How we tested new cars (while they were still able to be brought into the country) in just two hours!
New car testing is typically a matter of a day or two, elsewhere in the world. We sometimes have to squeeze it into two hours!
Published on 07 Jun 2022
Wearing the tag of road tester, car tester, new car tester, car journo, auto hack, you name it, is one that is looked upon with admiration by many. It's a career path I took five and a half years ago, and haven't looked back since. When asked what I do for a living, simply stating the line "I get paid to test drive the latest cars on the market and write about them" is enough for a few seconds of silence. Yes, for those who are petrolheads, this is indeed a dream job. So let me tell you how we do it in Sri Lanka - or rather, used to do it, as imports of new cars have been banned since early 2020. It's not easy. Read on...
Agents and franchises in other countries have the luxury of having a 'press vehicle', or even have an entire 'press fleet'. These are dedicated vehicles that are kept for the press to test drive, check out, and essentially flog to death in the pursuit of seeing what it can cope with. These vehicles are different from the regular fleet of test drive cars reserved for potential customers. However, in Sri Lanka, owing to the insensibly high taxation policies that have plagued the industry for as long as I can remember, agents rarely enjoy that luxury. That means, they may give us cars from their customer test fleets, or in certain cases, talk to an owner who has recently bought a car from them and request for us to be permitted to feature them. This avenue has worked as well, and we've met many interesting people who've been smitten to have their new purchases (and themselves!) featured among our pages.

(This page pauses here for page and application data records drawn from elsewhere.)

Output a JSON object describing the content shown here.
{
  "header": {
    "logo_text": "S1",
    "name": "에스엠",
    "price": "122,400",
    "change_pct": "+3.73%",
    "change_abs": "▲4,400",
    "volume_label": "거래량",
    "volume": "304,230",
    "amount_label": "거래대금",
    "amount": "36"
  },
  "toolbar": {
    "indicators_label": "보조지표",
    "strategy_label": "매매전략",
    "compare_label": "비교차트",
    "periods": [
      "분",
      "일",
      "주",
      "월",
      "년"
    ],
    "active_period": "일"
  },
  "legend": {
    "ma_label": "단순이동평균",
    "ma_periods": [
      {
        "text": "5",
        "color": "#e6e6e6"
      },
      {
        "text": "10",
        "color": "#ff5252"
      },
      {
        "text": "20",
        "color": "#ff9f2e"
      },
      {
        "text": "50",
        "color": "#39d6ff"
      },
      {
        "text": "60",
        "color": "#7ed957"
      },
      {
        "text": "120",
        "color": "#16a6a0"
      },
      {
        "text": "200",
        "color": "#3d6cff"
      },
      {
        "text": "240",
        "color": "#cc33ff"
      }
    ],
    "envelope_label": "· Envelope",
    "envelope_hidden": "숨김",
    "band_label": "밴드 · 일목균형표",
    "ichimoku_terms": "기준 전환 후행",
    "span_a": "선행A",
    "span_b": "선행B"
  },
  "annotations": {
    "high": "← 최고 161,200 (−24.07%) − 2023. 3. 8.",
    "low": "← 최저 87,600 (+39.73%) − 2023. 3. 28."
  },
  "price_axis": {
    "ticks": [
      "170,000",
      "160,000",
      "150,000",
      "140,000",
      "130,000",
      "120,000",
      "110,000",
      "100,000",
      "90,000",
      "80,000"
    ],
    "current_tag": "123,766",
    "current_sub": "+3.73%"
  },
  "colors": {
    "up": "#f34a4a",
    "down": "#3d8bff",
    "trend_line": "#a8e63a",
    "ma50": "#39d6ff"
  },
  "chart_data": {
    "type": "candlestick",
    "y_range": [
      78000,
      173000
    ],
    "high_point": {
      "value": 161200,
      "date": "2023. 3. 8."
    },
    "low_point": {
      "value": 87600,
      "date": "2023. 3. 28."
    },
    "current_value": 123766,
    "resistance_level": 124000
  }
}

So, back to the customer test drive car. That car is essentially kept for potential customers to test drive, which means that it can't be out of the showroom for too long - they've got to sell cars, after all. Herein lies the rub; we are set the exciting challenge of test driving a car, getting a reasonably comprehensive idea of all its aspects, positives, negatives, etc. as well as carry out a comprehensive professional photo shoot and (later on), video shoot, all in the short space of three hours! In fact, we've done it all in as low as two hours. Our panel of testers have become experts at this, and despite the short timeframe, they rarely miss a thing.

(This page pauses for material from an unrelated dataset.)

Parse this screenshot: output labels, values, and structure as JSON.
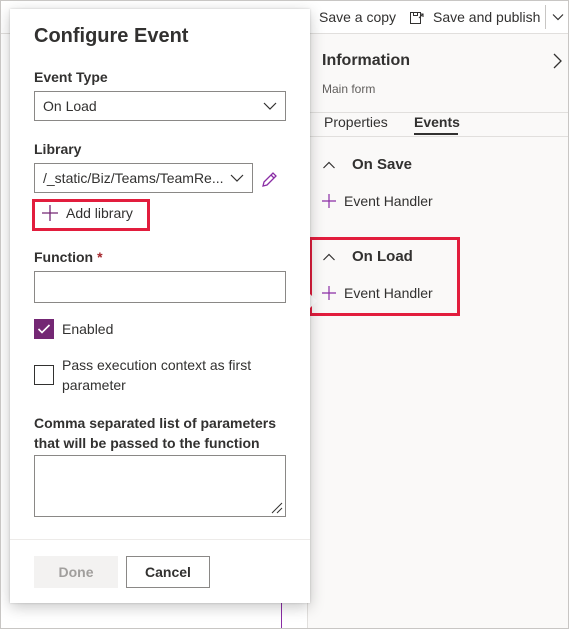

Ready for more constraints? The time frame means that we usually can't take a car to one of the race tracks that are an hour or so from Colombo to really put it through its paces, and since these cars are typically sold by agents a year or so down the line, we can't rack up too much mileage either. Oh, and the most pressing constraint of all, test driving a car in a safe manner on the streets, without endangering anyone, and abiding by the rules and regulations as far as possible. After all, our slogan is 'promoting responsible motoring'!

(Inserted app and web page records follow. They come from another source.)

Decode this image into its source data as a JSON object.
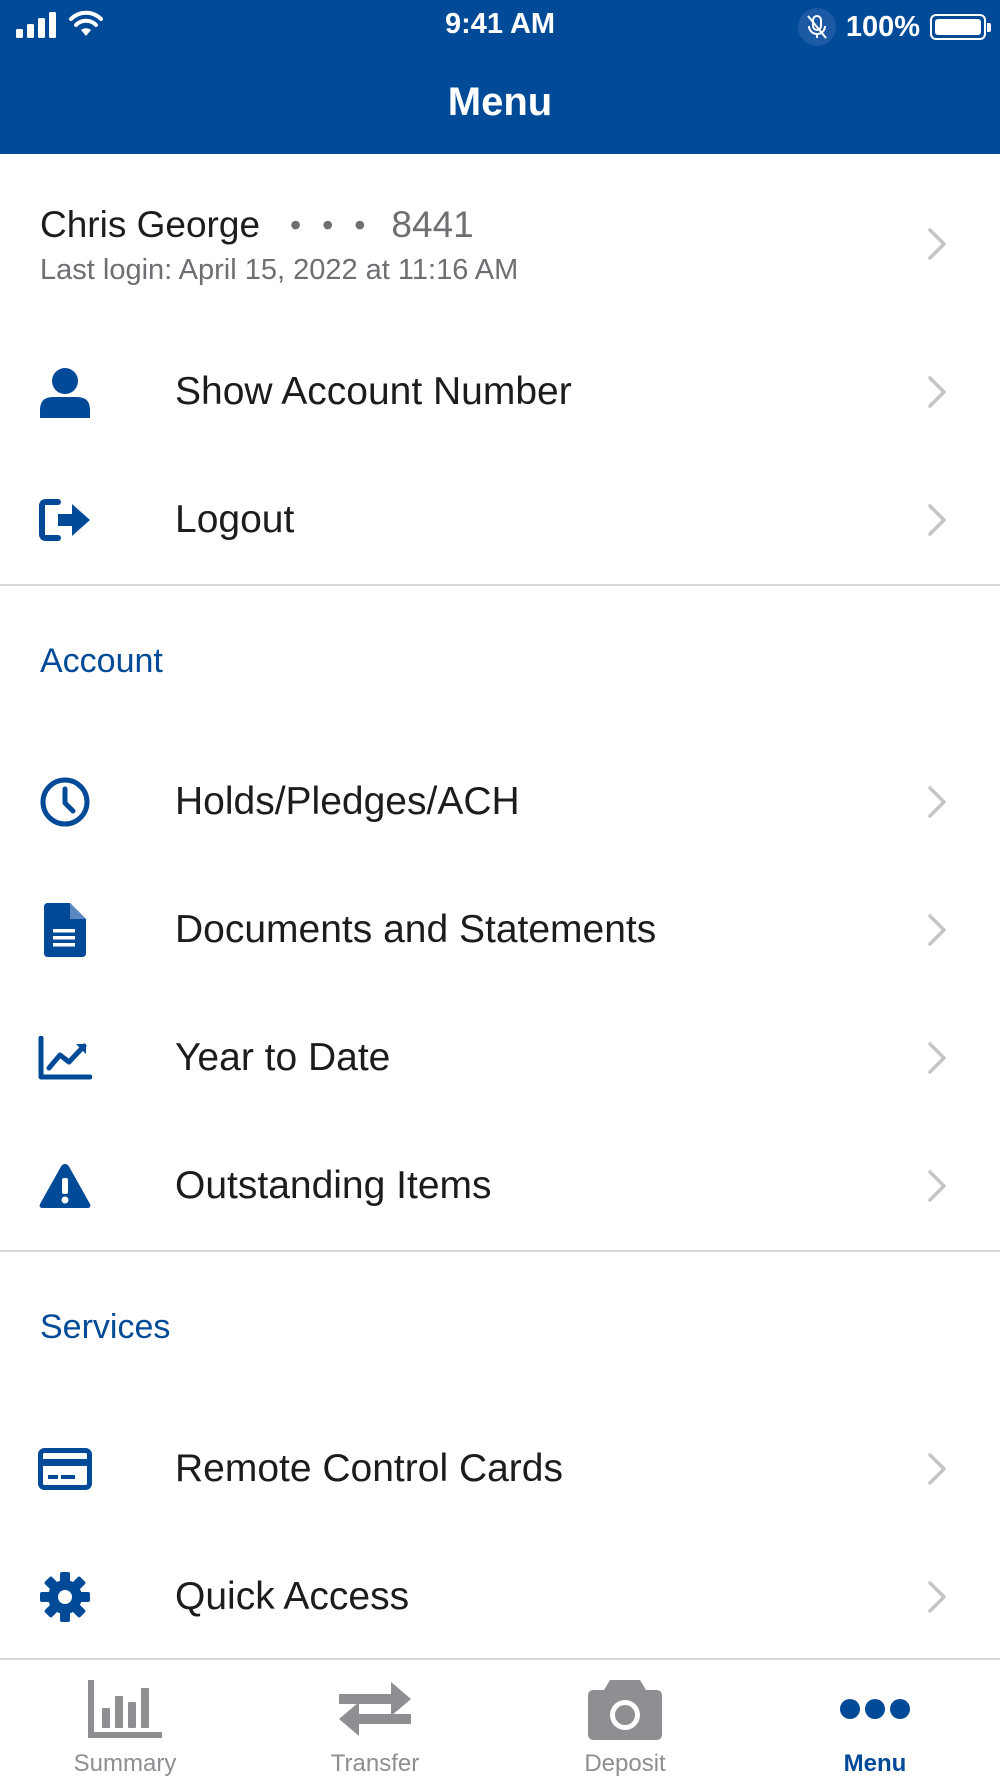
{
  "status_bar": {
    "time": "9:41 AM",
    "battery": "100%"
  },
  "header": {
    "title": "Menu"
  },
  "user": {
    "name": "Chris George",
    "masked_dots": "• • •",
    "account_suffix": "8441",
    "last_login": "Last login: April 15, 2022 at 11:16 AM"
  },
  "top_items": [
    {
      "label": "Show Account Number",
      "icon": "person-icon"
    },
    {
      "label": "Logout",
      "icon": "logout-icon"
    }
  ],
  "sections": {
    "account": {
      "title": "Account",
      "items": [
        {
          "label": "Holds/Pledges/ACH",
          "icon": "clock-icon"
        },
        {
          "label": "Documents and Statements",
          "icon": "document-icon"
        },
        {
          "label": "Year to Date",
          "icon": "chart-trend-icon"
        },
        {
          "label": "Outstanding Items",
          "icon": "warning-icon"
        }
      ]
    },
    "services": {
      "title": "Services",
      "items": [
        {
          "label": "Remote Control Cards",
          "icon": "credit-card-icon"
        },
        {
          "label": "Quick Access",
          "icon": "gear-icon"
        }
      ]
    }
  },
  "tabbar": {
    "tabs": [
      {
        "label": "Summary",
        "icon": "bar-chart-icon"
      },
      {
        "label": "Transfer",
        "icon": "transfer-arrows-icon"
      },
      {
        "label": "Deposit",
        "icon": "camera-icon"
      },
      {
        "label": "Menu",
        "icon": "more-dots-icon",
        "active": true
      }
    ]
  },
  "colors": {
    "brand": "#004a97",
    "text": "#1c1c1e",
    "muted": "#6e6e73",
    "inactive_tab": "#8e8e93",
    "divider": "#d9d9dc"
  }
}
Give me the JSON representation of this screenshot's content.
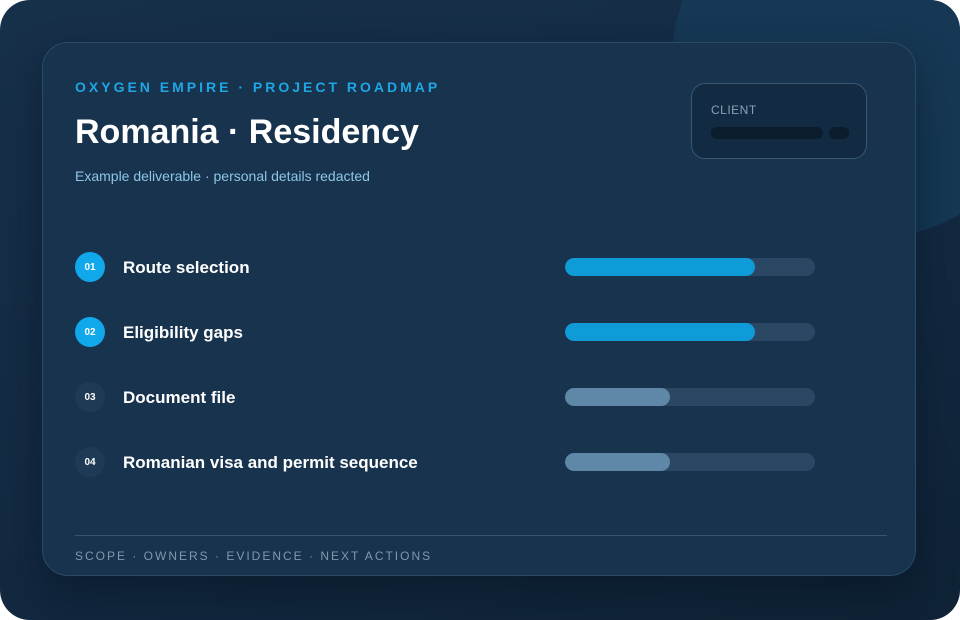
{
  "header": {
    "eyebrow": "OXYGEN EMPIRE · PROJECT ROADMAP",
    "title": "Romania · Residency",
    "subtitle": "Example deliverable · personal details redacted"
  },
  "client": {
    "label": "CLIENT"
  },
  "steps": [
    {
      "number": "01",
      "label": "Route selection",
      "progress": 0.76,
      "active": true
    },
    {
      "number": "02",
      "label": "Eligibility gaps",
      "progress": 0.76,
      "active": true
    },
    {
      "number": "03",
      "label": "Document file",
      "progress": 0.42,
      "active": false
    },
    {
      "number": "04",
      "label": "Romanian visa and permit sequence",
      "progress": 0.42,
      "active": false
    }
  ],
  "footer": {
    "text": "SCOPE · OWNERS · EVIDENCE · NEXT ACTIONS"
  },
  "colors": {
    "accent": "#10a8ea",
    "progress_active": "#0f9bd8",
    "progress_muted": "#5f88a8"
  }
}
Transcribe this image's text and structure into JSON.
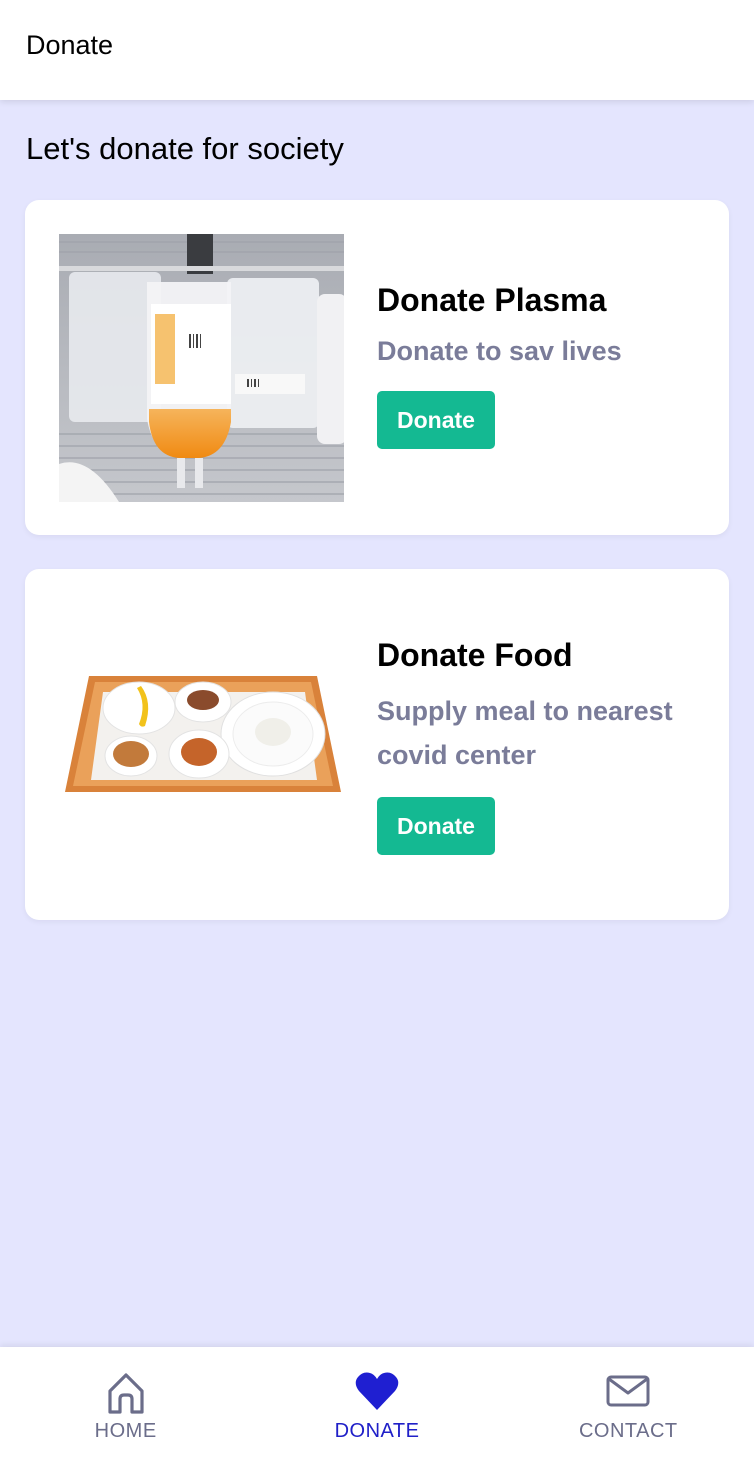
{
  "header": {
    "title": "Donate"
  },
  "main": {
    "heading": "Let's donate for society",
    "cards": [
      {
        "title": "Donate Plasma",
        "subtitle": "Donate to sav lives",
        "button_label": "Donate",
        "image": "plasma-bags-image"
      },
      {
        "title": "Donate Food",
        "subtitle": "Supply meal to nearest covid center",
        "button_label": "Donate",
        "image": "food-tray-image"
      }
    ]
  },
  "bottom_nav": {
    "items": [
      {
        "label": "HOME",
        "icon": "home-icon",
        "active": false
      },
      {
        "label": "DONATE",
        "icon": "heart-icon",
        "active": true
      },
      {
        "label": "CONTACT",
        "icon": "mail-icon",
        "active": false
      }
    ]
  },
  "colors": {
    "background": "#e4e5fe",
    "accent_button": "#14b992",
    "active_nav": "#2020c8",
    "subtitle": "#7a7c99"
  }
}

How do we do it? We manage, somehow. We pick times that are between the major peak brackets that encompass office and school traffic, carefully select roads with good surfaces and relatively less traffic, ensure that our testers and photographers are as timely as possible, and generally pull it off with time to spare. If the car is an SUV or something with a rough and tumble connection, we take it to a suitable area as well. The only factor we can't control is the weather, if the skies open up into a tropical deluge that could ruin hundreds of thousands of rupees of photographic equipment. In that case, we sit and wait it out, and reschedule if necessary.
When testing cars on the streets, we are always mindful of our surroundings, and try to find areas with as little people and traffic as possible. You won't see us hooning about and weaving around cars in traffic for example. However, we are petrolheads at heart, and sometimes speedometers may climb a little higher than necessary, or corners may be taken in a slightly more sprightly fashion than expected. And yes, we do brake tests, in a safe and controlled manner, as that's one of the most important factors on our roads!
There have been times when we've been lucky, when an agent has had a car that they could spare for a day, or even two. I've tested a Tata Nexon and a Hyundai Ioniq in relatively luxurious two to three day tests, and Mr. Motor himself, Nimal Wimalasuriya has enjoyed a few in the past too. However, these are more the exception than the norm. So there you have it. In a nutshell, this is how a typical new car test pans out for us, and you can imagine the tremendous amount of work that goes on behind the scenes to bring you as comprehensive a test drive as possible, accompanied by fantastic photography and even short video about the car in question.